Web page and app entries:
• • • •

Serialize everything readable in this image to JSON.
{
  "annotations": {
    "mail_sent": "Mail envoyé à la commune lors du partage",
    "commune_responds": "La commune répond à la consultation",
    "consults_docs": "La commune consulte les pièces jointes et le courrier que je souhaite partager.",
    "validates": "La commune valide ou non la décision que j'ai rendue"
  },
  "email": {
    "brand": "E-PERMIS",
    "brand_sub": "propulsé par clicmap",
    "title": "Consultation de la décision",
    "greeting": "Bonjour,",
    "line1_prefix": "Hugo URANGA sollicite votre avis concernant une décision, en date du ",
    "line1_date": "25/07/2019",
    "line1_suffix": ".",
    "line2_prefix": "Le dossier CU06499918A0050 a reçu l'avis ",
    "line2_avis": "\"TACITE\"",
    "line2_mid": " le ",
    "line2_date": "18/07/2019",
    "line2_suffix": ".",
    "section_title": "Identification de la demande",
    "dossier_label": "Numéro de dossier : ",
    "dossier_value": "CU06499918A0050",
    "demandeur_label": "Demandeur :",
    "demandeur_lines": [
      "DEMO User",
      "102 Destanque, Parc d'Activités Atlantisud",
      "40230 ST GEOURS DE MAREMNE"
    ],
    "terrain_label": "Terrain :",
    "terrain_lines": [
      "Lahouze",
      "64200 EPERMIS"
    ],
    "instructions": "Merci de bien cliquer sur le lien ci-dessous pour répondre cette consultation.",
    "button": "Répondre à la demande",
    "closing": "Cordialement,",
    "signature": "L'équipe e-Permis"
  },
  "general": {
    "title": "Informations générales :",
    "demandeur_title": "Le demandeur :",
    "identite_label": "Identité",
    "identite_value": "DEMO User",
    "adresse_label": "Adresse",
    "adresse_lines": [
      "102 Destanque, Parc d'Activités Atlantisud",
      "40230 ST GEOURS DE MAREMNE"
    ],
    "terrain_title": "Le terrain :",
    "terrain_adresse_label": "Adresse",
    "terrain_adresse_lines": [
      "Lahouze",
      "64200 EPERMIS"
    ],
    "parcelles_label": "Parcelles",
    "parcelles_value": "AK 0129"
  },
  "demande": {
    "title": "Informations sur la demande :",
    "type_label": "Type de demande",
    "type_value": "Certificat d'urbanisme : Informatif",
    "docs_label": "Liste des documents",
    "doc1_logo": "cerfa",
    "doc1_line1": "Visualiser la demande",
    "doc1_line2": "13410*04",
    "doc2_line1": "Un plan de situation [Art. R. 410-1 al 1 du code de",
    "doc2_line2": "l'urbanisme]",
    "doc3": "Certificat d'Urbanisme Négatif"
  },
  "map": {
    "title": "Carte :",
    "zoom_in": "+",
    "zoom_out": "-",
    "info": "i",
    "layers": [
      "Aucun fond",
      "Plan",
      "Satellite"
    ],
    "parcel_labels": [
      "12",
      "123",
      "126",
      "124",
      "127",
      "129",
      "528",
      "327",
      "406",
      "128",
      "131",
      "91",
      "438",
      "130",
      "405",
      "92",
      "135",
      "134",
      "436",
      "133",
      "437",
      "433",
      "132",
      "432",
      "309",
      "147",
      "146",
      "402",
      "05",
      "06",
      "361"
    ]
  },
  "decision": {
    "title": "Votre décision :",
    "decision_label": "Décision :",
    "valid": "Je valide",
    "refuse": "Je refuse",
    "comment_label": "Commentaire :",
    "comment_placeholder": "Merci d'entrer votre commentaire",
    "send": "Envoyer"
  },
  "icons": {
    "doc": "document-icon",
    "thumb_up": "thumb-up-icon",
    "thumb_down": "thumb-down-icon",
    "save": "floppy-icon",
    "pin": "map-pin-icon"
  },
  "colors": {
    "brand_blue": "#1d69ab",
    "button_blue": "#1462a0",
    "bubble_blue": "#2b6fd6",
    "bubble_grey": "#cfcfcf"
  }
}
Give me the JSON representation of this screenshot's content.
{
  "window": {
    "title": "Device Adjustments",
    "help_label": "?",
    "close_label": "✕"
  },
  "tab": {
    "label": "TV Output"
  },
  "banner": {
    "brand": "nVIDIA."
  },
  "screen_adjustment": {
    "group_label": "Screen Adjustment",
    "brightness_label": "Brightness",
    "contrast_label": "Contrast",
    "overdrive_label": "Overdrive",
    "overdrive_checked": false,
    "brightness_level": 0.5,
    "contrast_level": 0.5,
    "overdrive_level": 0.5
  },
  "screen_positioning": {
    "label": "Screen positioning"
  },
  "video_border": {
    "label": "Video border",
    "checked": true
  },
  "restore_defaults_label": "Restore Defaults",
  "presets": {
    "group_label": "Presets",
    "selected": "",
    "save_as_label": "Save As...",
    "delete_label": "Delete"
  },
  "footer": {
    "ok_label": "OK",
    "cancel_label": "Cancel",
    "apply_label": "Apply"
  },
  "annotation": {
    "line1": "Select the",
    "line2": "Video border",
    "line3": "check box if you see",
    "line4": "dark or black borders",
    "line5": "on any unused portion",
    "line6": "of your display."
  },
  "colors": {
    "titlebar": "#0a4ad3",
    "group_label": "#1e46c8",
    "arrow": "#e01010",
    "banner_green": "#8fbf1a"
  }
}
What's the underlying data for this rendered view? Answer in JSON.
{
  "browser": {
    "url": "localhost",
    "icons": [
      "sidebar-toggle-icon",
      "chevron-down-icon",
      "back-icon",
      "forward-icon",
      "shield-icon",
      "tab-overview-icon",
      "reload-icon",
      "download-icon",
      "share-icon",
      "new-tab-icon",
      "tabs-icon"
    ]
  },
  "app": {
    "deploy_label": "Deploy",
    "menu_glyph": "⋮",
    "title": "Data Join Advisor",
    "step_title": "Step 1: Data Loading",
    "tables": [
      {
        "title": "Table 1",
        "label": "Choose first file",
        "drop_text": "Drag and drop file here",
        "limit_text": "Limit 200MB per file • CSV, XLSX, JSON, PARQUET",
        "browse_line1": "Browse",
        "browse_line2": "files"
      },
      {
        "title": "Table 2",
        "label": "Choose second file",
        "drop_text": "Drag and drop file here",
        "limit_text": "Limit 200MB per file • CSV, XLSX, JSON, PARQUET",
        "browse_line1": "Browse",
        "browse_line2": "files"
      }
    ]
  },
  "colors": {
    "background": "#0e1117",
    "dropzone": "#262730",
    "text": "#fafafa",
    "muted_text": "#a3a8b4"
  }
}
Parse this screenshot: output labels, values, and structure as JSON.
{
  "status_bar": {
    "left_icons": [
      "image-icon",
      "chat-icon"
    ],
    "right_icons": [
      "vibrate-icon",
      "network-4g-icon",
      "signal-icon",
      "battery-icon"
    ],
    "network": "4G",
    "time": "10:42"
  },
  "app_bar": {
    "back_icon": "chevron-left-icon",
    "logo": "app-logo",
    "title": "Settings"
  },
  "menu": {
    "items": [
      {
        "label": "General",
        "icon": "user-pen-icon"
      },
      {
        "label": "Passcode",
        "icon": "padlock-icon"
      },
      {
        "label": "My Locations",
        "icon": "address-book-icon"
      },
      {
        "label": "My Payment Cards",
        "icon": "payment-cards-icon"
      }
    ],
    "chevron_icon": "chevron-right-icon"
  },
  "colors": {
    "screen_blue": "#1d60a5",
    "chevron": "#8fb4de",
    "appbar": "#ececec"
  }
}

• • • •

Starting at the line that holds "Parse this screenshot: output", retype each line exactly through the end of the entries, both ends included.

Parse this screenshot: output labels, values, and structure as JSON.
{
  "status_bar": {
    "left_icons": [
      "image-icon",
      "chat-icon"
    ],
    "right_icons": [
      "vibrate-icon",
      "network-4g-icon",
      "signal-icon",
      "battery-icon"
    ],
    "network": "4G",
    "time": "10:42"
  },
  "app_bar": {
    "back_icon": "chevron-left-icon",
    "logo": "app-logo",
    "title": "Settings"
  },
  "menu": {
    "items": [
      {
        "label": "General",
        "icon": "user-pen-icon"
      },
      {
        "label": "Passcode",
        "icon": "padlock-icon"
      },
      {
        "label": "My Locations",
        "icon": "address-book-icon"
      },
      {
        "label": "My Payment Cards",
        "icon": "payment-cards-icon"
      }
    ],
    "chevron_icon": "chevron-right-icon"
  },
  "colors": {
    "screen_blue": "#1d60a5",
    "chevron": "#8fb4de",
    "appbar": "#ececec"
  }
}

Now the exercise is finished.